Albert Laponneraye, a French historian, born in Tours, May 8, 1808, died in Marseilles in September, 1849. He established a school and a journal at Marseilles. The government became so alarmed at the popular effect of his lectures in 1831 on the history of the French revolution, that he was not permitted to continue them, and he was several times arrested on account of his liberal writings. His works include Cours public d' histoire de France de-puis 1789 jusqu'en 1830 (1831-'4); Histoire de la revolution francaise depuis 1789 jusqu'en 1840 (3 vols., 1840); an edition of Robespierre's writings (3 vols., 1842); and Histoire universelle depuis les premiers ages du monde (8 vols., 1845-'6), left unfinished.
Albert M Shipp, an American clergyman, born in Stokes co., N. C., Jan. 15, 1819. He graduated at the university of North Carolina in 1840, and was received into the South Carolina conference in 1841. He became president of Greensboro female college in 1848, professor of history and English literature in the university of North Carolina in 1849, and president of Wofford college, Spartanburg, S. C, in 1859, and was chosen to be professor of church history in the Vanderbilt university, Nashville, Tenn., in 1874. He has been a member of every general conference of the Methodist Episcopal church, South, since 1850.
Albert Niemam, a German tenor singer, born at Erxleben, near Magdeburg, in 1831. He commenced his career as a chorus singer at Dessau, and afterward obtained distinction by means of a voice of unusual power and beauty.

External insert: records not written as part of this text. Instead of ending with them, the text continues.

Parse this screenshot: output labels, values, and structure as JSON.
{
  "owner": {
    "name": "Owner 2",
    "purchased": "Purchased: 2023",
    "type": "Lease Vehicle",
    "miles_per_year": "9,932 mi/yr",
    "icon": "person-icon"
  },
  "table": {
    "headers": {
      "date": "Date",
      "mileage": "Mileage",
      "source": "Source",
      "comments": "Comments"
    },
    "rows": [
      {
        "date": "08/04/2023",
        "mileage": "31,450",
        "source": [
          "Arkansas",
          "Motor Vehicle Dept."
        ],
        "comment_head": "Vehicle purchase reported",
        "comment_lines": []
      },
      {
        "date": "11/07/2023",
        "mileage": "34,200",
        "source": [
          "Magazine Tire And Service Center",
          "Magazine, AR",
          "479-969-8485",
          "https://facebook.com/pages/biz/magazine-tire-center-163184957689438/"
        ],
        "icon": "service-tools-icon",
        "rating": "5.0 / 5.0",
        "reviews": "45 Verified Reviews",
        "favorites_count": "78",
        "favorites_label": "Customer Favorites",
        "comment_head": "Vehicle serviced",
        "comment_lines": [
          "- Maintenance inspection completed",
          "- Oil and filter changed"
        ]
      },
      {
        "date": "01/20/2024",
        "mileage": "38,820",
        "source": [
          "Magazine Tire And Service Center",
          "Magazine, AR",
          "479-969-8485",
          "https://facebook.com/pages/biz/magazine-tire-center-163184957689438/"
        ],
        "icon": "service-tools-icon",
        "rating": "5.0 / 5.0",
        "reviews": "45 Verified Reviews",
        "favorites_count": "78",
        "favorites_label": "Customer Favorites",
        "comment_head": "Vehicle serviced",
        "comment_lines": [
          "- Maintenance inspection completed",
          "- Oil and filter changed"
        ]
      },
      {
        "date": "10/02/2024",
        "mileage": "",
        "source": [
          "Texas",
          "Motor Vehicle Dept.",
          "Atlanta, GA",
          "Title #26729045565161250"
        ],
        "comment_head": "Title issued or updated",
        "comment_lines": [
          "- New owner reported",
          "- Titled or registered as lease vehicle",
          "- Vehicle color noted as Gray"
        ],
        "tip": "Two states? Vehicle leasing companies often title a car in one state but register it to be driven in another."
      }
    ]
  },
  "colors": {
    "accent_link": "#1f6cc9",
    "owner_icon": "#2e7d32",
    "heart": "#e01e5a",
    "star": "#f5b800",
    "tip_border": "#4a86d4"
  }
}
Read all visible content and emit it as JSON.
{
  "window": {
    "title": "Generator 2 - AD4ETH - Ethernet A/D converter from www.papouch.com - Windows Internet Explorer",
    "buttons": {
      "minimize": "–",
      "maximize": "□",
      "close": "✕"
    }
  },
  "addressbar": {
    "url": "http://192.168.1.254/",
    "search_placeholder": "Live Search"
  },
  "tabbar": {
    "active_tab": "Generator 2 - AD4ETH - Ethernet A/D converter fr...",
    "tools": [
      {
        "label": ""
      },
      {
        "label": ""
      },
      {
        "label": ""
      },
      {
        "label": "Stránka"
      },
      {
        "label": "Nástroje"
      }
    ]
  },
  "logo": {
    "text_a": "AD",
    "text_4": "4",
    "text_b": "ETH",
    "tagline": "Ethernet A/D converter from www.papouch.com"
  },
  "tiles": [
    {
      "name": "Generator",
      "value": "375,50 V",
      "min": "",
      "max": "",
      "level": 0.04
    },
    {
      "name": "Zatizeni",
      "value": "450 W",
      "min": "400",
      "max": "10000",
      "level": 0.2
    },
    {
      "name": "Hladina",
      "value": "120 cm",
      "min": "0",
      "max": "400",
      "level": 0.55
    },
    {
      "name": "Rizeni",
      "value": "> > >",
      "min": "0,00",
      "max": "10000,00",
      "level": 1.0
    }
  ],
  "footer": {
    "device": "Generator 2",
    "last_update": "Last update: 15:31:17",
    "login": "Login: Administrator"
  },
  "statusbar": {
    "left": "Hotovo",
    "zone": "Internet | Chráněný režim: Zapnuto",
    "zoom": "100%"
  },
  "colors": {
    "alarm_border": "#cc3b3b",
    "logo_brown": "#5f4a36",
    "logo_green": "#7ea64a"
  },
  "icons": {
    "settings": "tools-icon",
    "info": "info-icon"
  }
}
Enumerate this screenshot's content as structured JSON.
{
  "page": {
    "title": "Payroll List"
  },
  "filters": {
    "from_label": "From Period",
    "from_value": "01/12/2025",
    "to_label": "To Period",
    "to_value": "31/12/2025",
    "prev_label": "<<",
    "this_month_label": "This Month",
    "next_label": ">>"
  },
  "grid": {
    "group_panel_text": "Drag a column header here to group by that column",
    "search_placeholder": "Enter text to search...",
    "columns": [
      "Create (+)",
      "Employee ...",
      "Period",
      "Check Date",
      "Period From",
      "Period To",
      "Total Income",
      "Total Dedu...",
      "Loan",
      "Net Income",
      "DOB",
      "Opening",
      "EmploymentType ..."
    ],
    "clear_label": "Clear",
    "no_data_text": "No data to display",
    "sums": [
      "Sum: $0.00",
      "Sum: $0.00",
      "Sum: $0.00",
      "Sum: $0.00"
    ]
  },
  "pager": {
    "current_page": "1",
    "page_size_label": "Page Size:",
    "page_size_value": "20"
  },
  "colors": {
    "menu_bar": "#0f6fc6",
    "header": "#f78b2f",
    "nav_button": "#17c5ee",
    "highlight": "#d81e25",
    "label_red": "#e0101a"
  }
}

Most of his career has been spent in the service of the king of Hanover. He was the tenor selected by Wagner to sing in his Tannliiiuser when it was produced in Paris in 1861; but, disgusted with the temper shown by the Parisians toward that work, he broke his engagement and returned to Hanover. lie married the German actress Marie Seebach.
Albert Palffy, a Hungarian author, born in Grosswardein in 1813. He studied law, but devoted himself to literature at Pesth, and after the revolution of March, 1848, founded the ultra-radical journal Marczius tizenbtodike ("The 15th of March"), which promoted the patriotic excitement. He received an office from the revolutionary authorities, but denounced them as too conservative, and was imprisoned for a time in 1849. He afterward lived abroad till 1861, when he returned to Pesth. He has published several novels.